Governments of Pakistan in the last decade have shown a propensity to inflict self-harm when it comes to new technologies, particularly the internet. The YouTube ban that was imposed more than two years ago has become an irrelevant laughing-stock. The ban has given rise to a reported acceleration in the development of proxies that may be downloaded and deployed to circumvent the ban. Any internet user who wants to can view whatever content he or she may wish — including all the banned pornographic sites, overdoses of blasphemy and any number of banned hate-speech websites. The blasphemous clip that started this farrago was removed by Google after a US court ruling, but is still available in a shortened version for those determined to see it — and not only on YouTube.

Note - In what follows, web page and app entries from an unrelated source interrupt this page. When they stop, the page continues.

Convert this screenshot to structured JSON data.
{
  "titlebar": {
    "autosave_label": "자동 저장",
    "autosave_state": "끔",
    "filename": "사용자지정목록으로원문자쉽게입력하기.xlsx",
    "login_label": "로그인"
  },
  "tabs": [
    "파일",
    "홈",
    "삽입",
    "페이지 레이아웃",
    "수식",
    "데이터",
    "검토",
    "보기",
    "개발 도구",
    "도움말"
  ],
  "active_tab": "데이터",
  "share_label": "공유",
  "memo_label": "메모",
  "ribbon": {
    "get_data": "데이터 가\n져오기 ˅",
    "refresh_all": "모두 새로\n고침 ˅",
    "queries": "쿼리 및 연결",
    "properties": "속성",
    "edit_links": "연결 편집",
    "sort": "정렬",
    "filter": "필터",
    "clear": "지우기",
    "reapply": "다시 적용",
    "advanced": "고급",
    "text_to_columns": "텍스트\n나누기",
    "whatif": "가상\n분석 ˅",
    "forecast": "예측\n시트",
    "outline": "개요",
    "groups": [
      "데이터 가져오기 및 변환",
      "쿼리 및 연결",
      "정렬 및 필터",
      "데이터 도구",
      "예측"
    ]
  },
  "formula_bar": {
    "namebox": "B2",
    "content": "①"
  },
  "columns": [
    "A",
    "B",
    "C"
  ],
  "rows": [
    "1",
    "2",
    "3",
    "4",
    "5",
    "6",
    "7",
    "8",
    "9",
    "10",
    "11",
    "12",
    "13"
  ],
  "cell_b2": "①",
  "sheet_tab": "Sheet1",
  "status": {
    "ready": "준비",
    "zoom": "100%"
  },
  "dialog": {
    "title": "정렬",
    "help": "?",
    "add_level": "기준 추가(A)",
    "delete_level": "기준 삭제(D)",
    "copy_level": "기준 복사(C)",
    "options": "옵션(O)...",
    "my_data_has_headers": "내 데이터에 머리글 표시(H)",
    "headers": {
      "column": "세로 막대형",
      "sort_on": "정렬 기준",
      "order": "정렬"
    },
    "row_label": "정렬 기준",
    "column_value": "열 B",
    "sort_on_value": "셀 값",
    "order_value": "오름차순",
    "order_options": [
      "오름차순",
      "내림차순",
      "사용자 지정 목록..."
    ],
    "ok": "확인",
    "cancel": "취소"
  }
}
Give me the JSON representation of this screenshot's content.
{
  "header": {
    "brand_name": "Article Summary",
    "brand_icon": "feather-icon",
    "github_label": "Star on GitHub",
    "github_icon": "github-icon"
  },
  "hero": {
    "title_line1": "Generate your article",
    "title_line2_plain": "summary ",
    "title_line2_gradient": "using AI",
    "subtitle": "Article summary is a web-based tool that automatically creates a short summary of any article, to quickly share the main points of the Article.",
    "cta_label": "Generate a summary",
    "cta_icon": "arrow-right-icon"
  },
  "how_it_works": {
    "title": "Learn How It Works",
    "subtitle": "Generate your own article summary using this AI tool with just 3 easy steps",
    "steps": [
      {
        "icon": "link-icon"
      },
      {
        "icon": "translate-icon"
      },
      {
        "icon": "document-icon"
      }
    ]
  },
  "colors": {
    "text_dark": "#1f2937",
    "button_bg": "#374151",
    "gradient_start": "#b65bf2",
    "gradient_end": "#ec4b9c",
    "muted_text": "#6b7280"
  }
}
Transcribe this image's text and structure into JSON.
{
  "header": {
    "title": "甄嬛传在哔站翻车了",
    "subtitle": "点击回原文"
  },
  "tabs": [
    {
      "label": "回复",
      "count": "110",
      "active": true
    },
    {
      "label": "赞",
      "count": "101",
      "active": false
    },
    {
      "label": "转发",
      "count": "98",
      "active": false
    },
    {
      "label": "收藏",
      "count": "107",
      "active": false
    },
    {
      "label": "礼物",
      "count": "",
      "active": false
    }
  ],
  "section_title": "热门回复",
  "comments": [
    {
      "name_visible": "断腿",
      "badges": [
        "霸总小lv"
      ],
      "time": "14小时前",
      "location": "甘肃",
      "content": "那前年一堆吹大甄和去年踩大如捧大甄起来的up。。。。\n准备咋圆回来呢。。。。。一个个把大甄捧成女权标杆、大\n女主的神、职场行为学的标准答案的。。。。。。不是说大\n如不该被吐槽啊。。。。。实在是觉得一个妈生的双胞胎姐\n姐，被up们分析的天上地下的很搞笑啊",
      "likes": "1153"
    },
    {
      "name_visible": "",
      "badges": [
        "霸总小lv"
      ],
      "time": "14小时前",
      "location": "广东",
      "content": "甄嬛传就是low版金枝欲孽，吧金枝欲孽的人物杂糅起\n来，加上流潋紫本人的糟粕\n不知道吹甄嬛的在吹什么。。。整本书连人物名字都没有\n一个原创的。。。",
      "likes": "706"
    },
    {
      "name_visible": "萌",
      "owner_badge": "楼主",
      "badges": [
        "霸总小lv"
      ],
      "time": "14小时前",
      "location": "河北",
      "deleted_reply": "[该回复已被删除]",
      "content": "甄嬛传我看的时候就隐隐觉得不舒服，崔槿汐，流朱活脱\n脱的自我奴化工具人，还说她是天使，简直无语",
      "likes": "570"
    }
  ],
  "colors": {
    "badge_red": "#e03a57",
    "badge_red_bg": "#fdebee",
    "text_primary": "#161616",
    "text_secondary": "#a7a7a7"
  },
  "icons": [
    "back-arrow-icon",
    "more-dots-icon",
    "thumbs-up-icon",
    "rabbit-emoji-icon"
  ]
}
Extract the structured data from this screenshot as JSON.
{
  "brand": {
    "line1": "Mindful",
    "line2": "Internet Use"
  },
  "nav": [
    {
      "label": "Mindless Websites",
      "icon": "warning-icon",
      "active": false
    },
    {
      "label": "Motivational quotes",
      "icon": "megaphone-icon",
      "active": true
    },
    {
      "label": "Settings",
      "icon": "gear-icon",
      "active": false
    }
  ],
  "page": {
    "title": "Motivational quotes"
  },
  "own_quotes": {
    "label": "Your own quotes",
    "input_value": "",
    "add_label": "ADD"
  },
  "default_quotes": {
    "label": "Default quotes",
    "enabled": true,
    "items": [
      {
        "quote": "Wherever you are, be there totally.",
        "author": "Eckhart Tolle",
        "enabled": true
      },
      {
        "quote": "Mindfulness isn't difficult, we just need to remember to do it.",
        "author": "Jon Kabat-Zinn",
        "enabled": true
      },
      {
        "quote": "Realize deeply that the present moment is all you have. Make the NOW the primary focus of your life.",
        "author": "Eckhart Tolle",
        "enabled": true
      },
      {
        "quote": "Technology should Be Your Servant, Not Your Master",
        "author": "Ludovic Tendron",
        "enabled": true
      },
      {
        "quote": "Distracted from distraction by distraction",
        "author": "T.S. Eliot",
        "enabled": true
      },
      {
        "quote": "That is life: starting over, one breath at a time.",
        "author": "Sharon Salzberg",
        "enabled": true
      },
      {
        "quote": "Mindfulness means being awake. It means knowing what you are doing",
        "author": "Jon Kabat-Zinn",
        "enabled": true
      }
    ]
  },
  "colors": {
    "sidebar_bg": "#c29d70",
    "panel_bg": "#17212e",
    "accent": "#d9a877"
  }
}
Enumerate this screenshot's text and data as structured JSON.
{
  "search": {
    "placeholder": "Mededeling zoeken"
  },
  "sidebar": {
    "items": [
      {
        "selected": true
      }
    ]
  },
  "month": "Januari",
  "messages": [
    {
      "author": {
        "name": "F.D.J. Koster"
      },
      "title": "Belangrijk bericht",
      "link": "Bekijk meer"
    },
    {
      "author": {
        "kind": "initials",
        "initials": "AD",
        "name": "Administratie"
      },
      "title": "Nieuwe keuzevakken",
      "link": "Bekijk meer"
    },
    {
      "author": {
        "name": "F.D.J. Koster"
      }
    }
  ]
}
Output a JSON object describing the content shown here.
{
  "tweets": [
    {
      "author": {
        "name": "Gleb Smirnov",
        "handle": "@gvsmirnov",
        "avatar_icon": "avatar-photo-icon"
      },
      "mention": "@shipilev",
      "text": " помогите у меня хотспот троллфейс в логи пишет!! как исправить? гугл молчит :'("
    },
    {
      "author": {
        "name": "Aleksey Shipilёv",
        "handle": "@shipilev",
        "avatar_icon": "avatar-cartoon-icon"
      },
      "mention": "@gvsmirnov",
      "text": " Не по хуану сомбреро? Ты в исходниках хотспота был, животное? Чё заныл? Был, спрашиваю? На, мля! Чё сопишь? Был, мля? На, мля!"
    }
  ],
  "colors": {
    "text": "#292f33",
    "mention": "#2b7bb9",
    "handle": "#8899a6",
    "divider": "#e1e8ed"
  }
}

In an attempt to repair this shot in the foot, the government has now announced that it is developing legislation to ‘localise’ YouTube in Pakistan, bringing it within the ambit of local law, as it is currently operating under US law. A draft bill has been tabled with the National Assembly standing committee on IT and assuming it is passed, the government can then work with Google in order to gain the rights to locally manage the site — which may or may not be a good idea depending on one’s view of the ever-expanding censorship of media in the country. The government hopes that this will give it the opportunity to block “objectionable material” — and if it believes that, it is living in a fool’s paradise. YouTube is an increasingly essential global resource in the education matrix from pre-school to PhD studies. Pakistan already has an education crisis of immense depth and breadth, and banning YouTube feeds into the educational deficits. Vast libraries of free educational material are denied to our students — to say nothing of the innocent and non-objectionable pleasures that may be found on YouTube. Finding a face-saving way of getting YouTube back online for the average internet user should be a priority. We await with interest.